Many years ago, near the start of my career, I went to work for a relatively young woman who had achieved success early in her career. A 30 something female CFO working in the government, she was a bit of an anomaly at the time. Shortly after I took the position I began to receive “warnings” from people that had worked with this CFO (lets call her Jane) before. And when I say people I should be specific that it was women. They warned me how difficult Jane was to work with and for. She was hard, power hungry and the “B” word was thrown around a bit.
I worked with Jane for just shy of one year. And I enjoyed every minute of it. Jane was an outstanding boss and mentor. She worked hard and expected the same from her staff. She taught me that hard work pays off. That going above and beyond is how you get ahead. Was she tough?
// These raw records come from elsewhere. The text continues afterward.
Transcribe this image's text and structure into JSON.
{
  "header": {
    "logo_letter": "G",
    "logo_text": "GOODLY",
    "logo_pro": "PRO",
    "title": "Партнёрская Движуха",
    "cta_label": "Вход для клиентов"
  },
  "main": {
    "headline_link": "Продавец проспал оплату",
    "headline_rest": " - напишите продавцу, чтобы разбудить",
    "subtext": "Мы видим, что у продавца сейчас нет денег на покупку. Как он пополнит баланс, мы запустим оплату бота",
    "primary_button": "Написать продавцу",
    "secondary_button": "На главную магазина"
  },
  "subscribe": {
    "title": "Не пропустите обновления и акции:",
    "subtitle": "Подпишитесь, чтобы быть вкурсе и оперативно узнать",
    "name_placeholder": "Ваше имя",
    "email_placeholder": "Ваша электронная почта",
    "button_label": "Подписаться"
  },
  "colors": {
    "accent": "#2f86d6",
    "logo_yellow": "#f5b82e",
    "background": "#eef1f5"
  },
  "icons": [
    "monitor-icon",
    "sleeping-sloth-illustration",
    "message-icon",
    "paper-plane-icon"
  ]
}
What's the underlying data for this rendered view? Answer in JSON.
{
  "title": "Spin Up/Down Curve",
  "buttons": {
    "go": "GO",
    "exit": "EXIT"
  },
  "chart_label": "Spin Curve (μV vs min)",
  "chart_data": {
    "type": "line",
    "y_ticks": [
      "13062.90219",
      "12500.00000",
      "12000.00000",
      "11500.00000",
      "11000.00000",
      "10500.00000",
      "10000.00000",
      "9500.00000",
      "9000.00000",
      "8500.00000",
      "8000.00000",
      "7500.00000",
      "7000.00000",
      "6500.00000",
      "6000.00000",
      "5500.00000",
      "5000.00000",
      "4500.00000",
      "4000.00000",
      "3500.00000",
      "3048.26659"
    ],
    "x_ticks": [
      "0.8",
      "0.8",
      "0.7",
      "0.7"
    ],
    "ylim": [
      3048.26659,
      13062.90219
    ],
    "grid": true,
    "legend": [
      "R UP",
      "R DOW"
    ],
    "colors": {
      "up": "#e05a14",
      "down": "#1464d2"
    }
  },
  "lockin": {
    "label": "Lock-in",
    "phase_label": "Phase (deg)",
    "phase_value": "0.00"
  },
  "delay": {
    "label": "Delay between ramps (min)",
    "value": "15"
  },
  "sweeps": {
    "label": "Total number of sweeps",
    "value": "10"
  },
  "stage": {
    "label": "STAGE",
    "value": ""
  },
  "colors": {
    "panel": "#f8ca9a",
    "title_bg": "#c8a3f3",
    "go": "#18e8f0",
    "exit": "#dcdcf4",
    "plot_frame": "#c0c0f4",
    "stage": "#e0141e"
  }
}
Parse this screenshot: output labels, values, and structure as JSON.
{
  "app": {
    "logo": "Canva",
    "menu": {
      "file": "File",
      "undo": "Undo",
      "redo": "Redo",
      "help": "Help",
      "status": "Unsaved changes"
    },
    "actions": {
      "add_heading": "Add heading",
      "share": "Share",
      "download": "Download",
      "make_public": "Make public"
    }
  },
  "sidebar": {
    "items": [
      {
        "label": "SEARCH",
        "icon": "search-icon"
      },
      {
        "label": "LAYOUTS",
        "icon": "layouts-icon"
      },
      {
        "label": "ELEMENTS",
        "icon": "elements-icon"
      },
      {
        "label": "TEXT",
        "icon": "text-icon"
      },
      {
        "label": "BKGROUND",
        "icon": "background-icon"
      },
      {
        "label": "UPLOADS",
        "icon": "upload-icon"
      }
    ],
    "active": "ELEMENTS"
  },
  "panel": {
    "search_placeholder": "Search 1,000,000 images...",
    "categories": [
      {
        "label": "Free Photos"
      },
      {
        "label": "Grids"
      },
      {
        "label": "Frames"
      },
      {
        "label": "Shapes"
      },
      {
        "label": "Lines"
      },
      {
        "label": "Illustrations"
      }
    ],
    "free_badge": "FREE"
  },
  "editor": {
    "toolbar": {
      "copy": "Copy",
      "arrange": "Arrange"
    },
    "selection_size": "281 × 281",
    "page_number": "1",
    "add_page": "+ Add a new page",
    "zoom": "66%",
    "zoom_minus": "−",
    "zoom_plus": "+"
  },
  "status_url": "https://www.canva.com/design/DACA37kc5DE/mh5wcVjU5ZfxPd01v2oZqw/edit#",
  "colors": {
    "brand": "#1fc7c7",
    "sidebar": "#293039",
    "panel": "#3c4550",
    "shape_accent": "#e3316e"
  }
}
Yes maybe but she also was friendly, understanding and always recognized the accomplishments of her staff. Was she a b&*$%? Absolutely not. She was honest, open and truly cared about her job, her staff and the good of the organization. I’d work for her again in a heartbeat.
These days the B word is thrown around all the time. It seems to be in fashion. And, depending on the context, it can be an insult or a compliment. I see women use it as a means of implying power and/or confidence. Somehow being a B is a positive thing and you should wear it like a badge of honour. As a mother of a young girl it’s not a word you will hear me using with pride. The word will always have negative connotations. It doesn’t matter how fashionable or cool we make it out to be. I don’t want my daughter to equate success and confidence with a label like that. I want her to grow up with the understanding that being a girl, and a woman, who is strong and accomplished is just how it should be.
You know it makes one feel rather good deciding not to be a bitch
– Ernest Hemingway
Too often I see and hear women use the B word as an excuse to be rude and demanding. As if slapping that label on yourself gives you a licence to walk on other people. If a man acts that way he’s called an ass. Yet, how often do you see men puffing their chests proclaiming ass status like it’s an accomplishment? Women talk about wanting equality, and rightly so. Yet, they freely and proudly throw around this word that clearly is a gender specific stereotype. Does that make sense?
One thing I can tell you for sure. I have worked with and known some very successful women. And not once I have I heard them use the B word to describe themselves or any other women in a context that implies competence and success. It is not a powerful word. It is not something to aspire to. I never, ever want to hear my daughter say the B word with pride. The thought of it makes me cringe. Think of the word when we use it in reference to men. Does it evoke positive images?
If we continue to embrace labels like this then what’s next? The “C” word? Do we want to “own” that one too? Like somehow taking ownership of a negative and demeaning word makes it acceptable and gives us power? We, women, are so much better than that! I say embrace your power, embrace your knowledge, embrace your strength. And forget about embracing your “inner bitch”. It’s time to find a better B word…